What I truly love about this book in terms of YA diversity is that it’s not about her sexuality. It’s not about her questioning that she’s into girls. When we meet her, she already knows this about herself. She hasn’t fully come out, but she’s not really ashamed of it or anything, just scared. The story isn’t about a lesbian. It’s a story with a lesbian main character. It’s about her being herself and discovering her own strengths and working out her problems in ways largely unrelated to the coming-out aspect of the book, and that’s awesome.

Starting From Here is funny and painfully real, and will make you feel that high school angst in the way good YA often does – whether or not your high school experience involved coming out of the closet.

Rating: 4/5

I enjoyed the second book in today’s triple threat for a similar reason. Next up: Silhouette of a Sparrow by Molly Beth Griffin.

And even though that other girl was the girl I’d been for years, being her now was like acting a part in a play.

Actually, I thought, it was always like acting a part in a play. I just didn’t realize it.

Silhouette-of-a-SparrowGarnet is sent off to spend the summer of 1926 with relatives and is expected to return and make a good marriage and be a good girl. As like most female protagonists in similar books, Garnet’s not entirely excited about her prospects – so she’s going to make the most of her summer. She gets a job as a shop girl and starts an illicit friendship with a flapper from the local dance hall named Isabella.  In fact, she never identifies as such. We only know that she loves Isabella and that’s enough. The story is far more coming-of-age than it is coming out. It’s about Garnet and Isabella having a relationship and having young love – not about them being lesbians.

I admit that I initially bought Silhouette of a Sparrow for its intriguing title and lovely cover. I was won over entirely by the depth of the characters and the beauty of the prose.

Rating: 5/5

I should clarify: I love books that are about the trials and tribulations of coming out as LGBT. It’s something that can be, at best, stressful, and at worst…well, life-threatening. We need books that tell these stories. Right now I’m just really on the look out for books that go the next step and normalize the sexualities. Books with LGBT characters, not about their LGBT…ness.
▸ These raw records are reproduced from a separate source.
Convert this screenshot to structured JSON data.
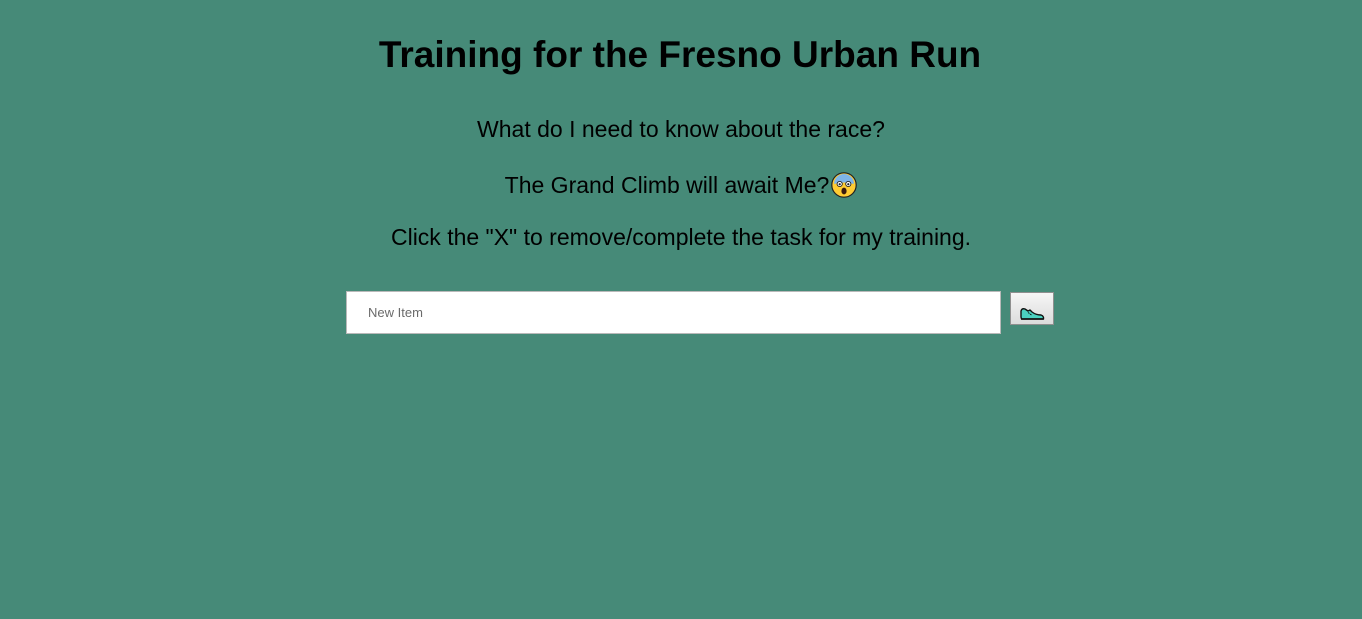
{
  "header": {
    "title": "Training for the Fresno Urban Run"
  },
  "intro": {
    "question": "What do I need to know about the race?",
    "climb_text": "The Grand Climb will await Me?",
    "climb_emoji": "face-screaming-in-fear-icon",
    "instructions": "Click the \"X\" to remove/complete the task for my training."
  },
  "form": {
    "input_placeholder": "New Item",
    "input_value": "",
    "add_button_icon": "running-shoe-icon"
  },
  "colors": {
    "background": "#468a78"
  }
}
For more books that have something other than the usual white cisgender straight characters, check out Diversity in YA. Seriously. It’s a great source for dialogue about diversity and for books to add to your “to-read” list.

March Awesomeness

titanic slothI wrote 6145 words in March. Man, I need to step it up. How about I start by giving you links to ten awesome things I found while obviously not writing in March? (In my defense, I totally read 15 books in March.)

This baby goat that seems to have a butt filled with helium.

This Tumblr dedicated to diversity in YA fiction.

This adorable Cthulhu.

This Lord of the Rings pun.

This hashtag fighting rape culture.

This adorable hippo before it becomes a vicious territorial killer hello I am Sarah and I am scared of hippos but man this is cute.

This totally accurate comic about what it’s like to be a writer of genre fiction.

This little girl’s awesome discovery.

This knitted knitting octopus.

This brilliant pizza box witchcraft.

Oh, and as a bonus, my gorgeous nephew turned one on March 28th.

What about you guys? Anything awesome happen in March? Did you write more than I did? Hit up the comments below.